By Chriss Williams
Community Board 7 unanimously approved a resolution to name the Riverside Skate Park, in honor of Upper West Side resident and New York City professional skateboarding pioneer, Andy Kessler.
The board’s decision Tuesday, March 3 will be reviewed by the New York City Parks Commissioner for official approval before the skate park reopens in May after a $2.8 million renovation.
The timing of the resolution was intentional, said Elizabeth Caputo, co-chair of the Parks & Environment Committee. She told the board there was no question, that the park—located inside Riverside Park near 108 street—should be named after Kessler upon its scheduled spring re-opening. Committee member Susan Schwartz added, that the park naming had received a lot of support from residents wanting to honor Kessler’s legacy and that the community board received “really touching letters and support from every elected official that’s ever been in New York.”
Kessler grew up on the Upper West Side and was one of the founding members of the Soul Artists of Zoo York, an iconic group of graffiti artists and skateboarders in the 1970s who helped adapt the Southern California-based sport to New York City’s streetscape. Deathbowl to Downtown, a 2009 documentary chronicles the evolution of New York City’s skateboard culture and features Kessler and friend Jaime “Puppet Head” Affoumado, who attended CB7’s full-board meeting to voice support for the name change.
“I’ve known Andy since I was 12-years-old and we skateboarded together until the day he died,” Affoumado told CB7.
Kessler was instrumental in the growth of New York City’s skateboard community and culture. In the late 1990s, Kessler convinced the city to build one of its first skate parks inside Riverside Park. Kessler, also well-known in advocacy circles for mentoring troubled youth by introducing them to the sport, designed the park to include several wooden, bright blue ‘vert’ elements, to challenge skateboarders of all ages and skill levels.
The skateboard pioneer’s sudden death in 2009 from an allergic reaction to a wasp’s sting he suffered in Montauk, Long Island, “was a huge blow to the skateboard community” said a long-time friend of Kessler and member of New York City’s Skate Coalition, Ian Clarke. Kessler was 48-years-old at the time of his death.

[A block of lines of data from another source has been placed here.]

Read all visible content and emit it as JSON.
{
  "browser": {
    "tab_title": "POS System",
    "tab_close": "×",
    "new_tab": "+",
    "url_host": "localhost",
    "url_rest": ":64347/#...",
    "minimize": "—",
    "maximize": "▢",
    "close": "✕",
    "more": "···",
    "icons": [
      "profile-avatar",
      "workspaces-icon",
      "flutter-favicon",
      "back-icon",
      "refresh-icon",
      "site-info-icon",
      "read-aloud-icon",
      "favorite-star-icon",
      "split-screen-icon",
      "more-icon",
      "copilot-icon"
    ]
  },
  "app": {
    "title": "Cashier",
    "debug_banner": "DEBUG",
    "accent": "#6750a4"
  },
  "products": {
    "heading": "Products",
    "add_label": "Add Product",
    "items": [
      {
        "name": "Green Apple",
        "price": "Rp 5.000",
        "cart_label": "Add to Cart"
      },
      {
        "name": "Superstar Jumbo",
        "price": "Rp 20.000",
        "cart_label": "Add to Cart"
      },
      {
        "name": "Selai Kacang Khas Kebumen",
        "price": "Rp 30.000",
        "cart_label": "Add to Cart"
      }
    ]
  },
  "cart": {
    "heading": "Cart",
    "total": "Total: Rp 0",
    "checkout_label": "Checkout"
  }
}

Aaron Aniton, a grassroots skateboard advocate present at the community board meeting, never met Kessler but spent the last decade getting to know his circle-of-friends within the skateboarding community. Aniton held back tears as he thanked CB7 for honoring Kessler by approving the park re-naming. “It’s awesome to see the skateboard community and local government come together and create an environment for kids to enjoy for generations,” said Aniton.
Kessler’s friends and fans have fought hard to keep his vision of the park alive. Affoumado, Aniton, Clarke and Ivory Serra, another friend of Kessler, sat side-by-side inside Mt. Sinai’s conference room B where the community board meeting was held. The four men celebrated with hugs, high-fives and arms raised in victory after the resolution passed. “It’s a great honor for us to see this, after all he did for us,” said Affoumado.
“He [Kessler] was really part of this neighborhood and it really brings tears to my eyes,” said board member Doug Kleiman, “I remember him fondly.”
The park is still under construction and scheduled to reopen in May. It will feature new landscaping and design elements such as an elevated concrete plaza with staircase, a quarter-pipe for beginners, half-pipe and bowl for more advanced skaters.